Identify each line in the records below that contains the word "drop", and copy it.

==============================

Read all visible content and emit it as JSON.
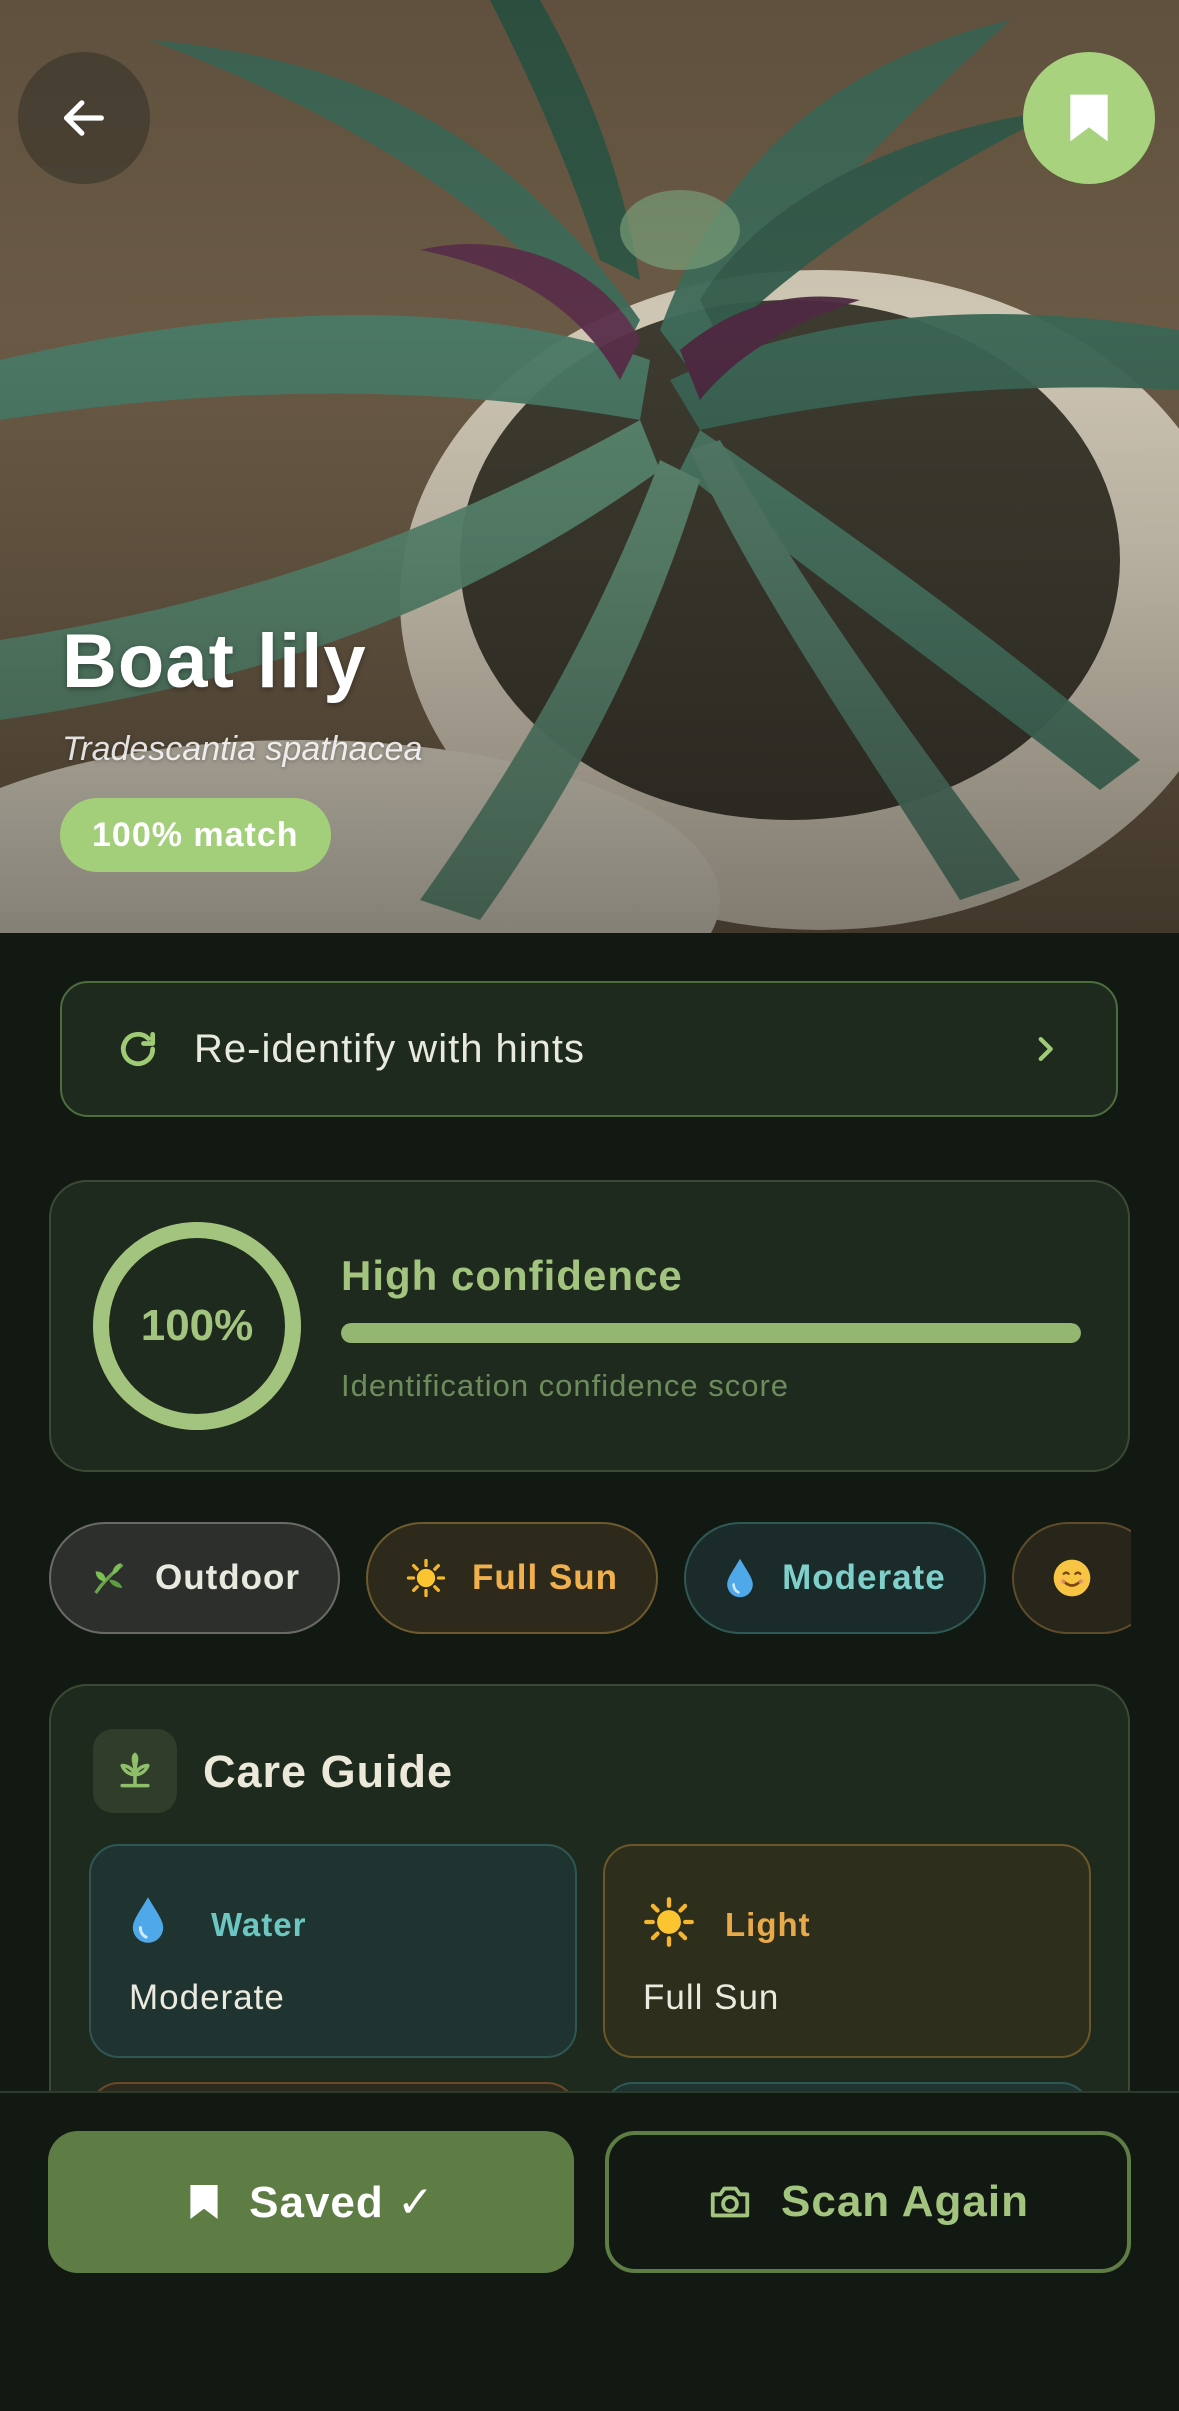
{
  "hero": {
    "name": "Boat lily",
    "scientific_name": "Tradescantia spathacea",
    "match_badge": "100% match"
  },
  "reidentify": {
    "label": "Re-identify with hints"
  },
  "confidence": {
    "percent_text": "100%",
    "percent_value": 100,
    "title": "High confidence",
    "subtitle": "Identification confidence score"
  },
  "chips": [
    {
      "label": "Outdoor",
      "icon": "herb-icon"
    },
    {
      "label": "Full Sun",
      "icon": "sun-icon"
    },
    {
      "label": "Moderate",
      "icon": "water-drop-icon"
    },
    {
      "label": "",
      "icon": "smiley-icon"
    }
  ],
  "care_guide": {
    "title": "Care Guide",
    "tiles": [
      {
        "label": "Water",
        "value": "Moderate",
        "icon": "water-drop-icon"
      },
      {
        "label": "Light",
        "value": "Full Sun",
        "icon": "sun-icon"
      }
    ]
  },
  "bottom": {
    "saved_label": "Saved ✓",
    "scan_label": "Scan Again"
  },
  "colors": {
    "background": "#121912",
    "accent": "#a3cf7a",
    "button_primary": "#5e7d45",
    "card": "#1f2a1e"
  }
}
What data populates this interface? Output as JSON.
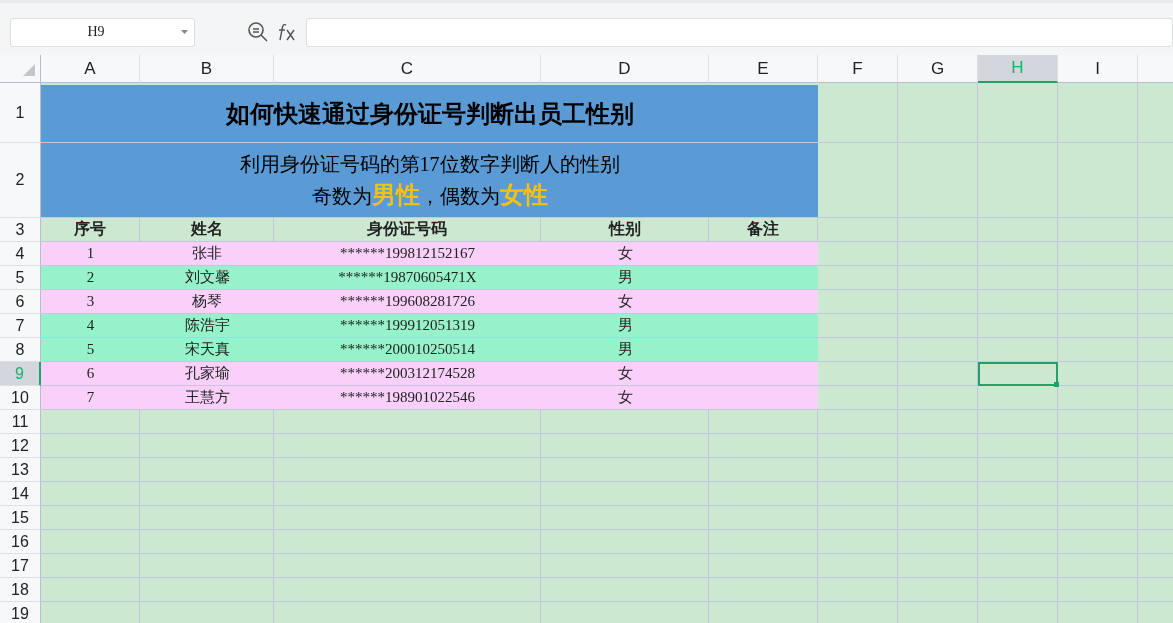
{
  "name_box": {
    "value": "H9"
  },
  "columns": [
    {
      "label": "A",
      "selected": false
    },
    {
      "label": "B",
      "selected": false
    },
    {
      "label": "C",
      "selected": false
    },
    {
      "label": "D",
      "selected": false
    },
    {
      "label": "E",
      "selected": false
    },
    {
      "label": "F",
      "selected": false
    },
    {
      "label": "G",
      "selected": false
    },
    {
      "label": "H",
      "selected": true
    },
    {
      "label": "I",
      "selected": false
    }
  ],
  "rows": [
    {
      "label": "1",
      "selected": false
    },
    {
      "label": "2",
      "selected": false
    },
    {
      "label": "3",
      "selected": false
    },
    {
      "label": "4",
      "selected": false
    },
    {
      "label": "5",
      "selected": false
    },
    {
      "label": "6",
      "selected": false
    },
    {
      "label": "7",
      "selected": false
    },
    {
      "label": "8",
      "selected": false
    },
    {
      "label": "9",
      "selected": true
    },
    {
      "label": "10",
      "selected": false
    },
    {
      "label": "11",
      "selected": false
    },
    {
      "label": "12",
      "selected": false
    },
    {
      "label": "13",
      "selected": false
    },
    {
      "label": "14",
      "selected": false
    },
    {
      "label": "15",
      "selected": false
    },
    {
      "label": "16",
      "selected": false
    },
    {
      "label": "17",
      "selected": false
    },
    {
      "label": "18",
      "selected": false
    },
    {
      "label": "19",
      "selected": false
    }
  ],
  "title": "如何快速通过身份证号判断出员工性别",
  "subtitle": [
    "利用身份证号码的第17位数字判断人的性别",
    "奇数为**男性**，偶数为**女性**"
  ],
  "table_header": [
    "序号",
    "姓名",
    "身份证号码",
    "性别",
    "备注"
  ],
  "records": [
    {
      "cells": [
        "1",
        "张非",
        "******199812152167",
        "女"
      ],
      "color": "#f9d0f9"
    },
    {
      "cells": [
        "2",
        "刘文馨",
        "******19870605471X",
        "男"
      ],
      "color": "#96f2c8"
    },
    {
      "cells": [
        "3",
        "杨琴",
        "******199608281726",
        "女"
      ],
      "color": "#f9d0f9"
    },
    {
      "cells": [
        "4",
        "陈浩宇",
        "******199912051319",
        "男"
      ],
      "color": "#96f2c8"
    },
    {
      "cells": [
        "5",
        "宋天真",
        "******200010250514",
        "男"
      ],
      "color": "#96f2c8"
    },
    {
      "cells": [
        "6",
        "孔家瑜",
        "******200312174528",
        "女"
      ],
      "color": "#f9d0f9"
    },
    {
      "cells": [
        "7",
        "王慧方",
        "******198901022546",
        "女"
      ],
      "color": "#f9d0f9"
    }
  ]
}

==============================

■ **RESULT BELOW**
      "icon": "water-drop-icon"
        "icon": "water-drop-icon"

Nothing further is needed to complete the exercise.